PROBLEM REQUIREMENTS. Scan the lines below for "icon" and copy the matches.

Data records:
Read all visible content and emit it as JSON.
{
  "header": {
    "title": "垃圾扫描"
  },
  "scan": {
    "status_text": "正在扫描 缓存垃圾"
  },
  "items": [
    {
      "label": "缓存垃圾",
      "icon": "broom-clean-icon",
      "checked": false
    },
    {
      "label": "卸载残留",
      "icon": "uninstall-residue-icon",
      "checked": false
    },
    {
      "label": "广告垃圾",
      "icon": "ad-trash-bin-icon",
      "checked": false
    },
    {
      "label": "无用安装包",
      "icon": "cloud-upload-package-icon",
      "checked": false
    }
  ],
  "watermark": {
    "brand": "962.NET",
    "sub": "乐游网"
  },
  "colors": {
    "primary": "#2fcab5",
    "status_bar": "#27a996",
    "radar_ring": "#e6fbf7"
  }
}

ANSWER SECTION.
      "icon": "broom-clean-icon",
      "icon": "uninstall-residue-icon",
      "icon": "ad-trash-bin-icon",
      "icon": "cloud-upload-package-icon",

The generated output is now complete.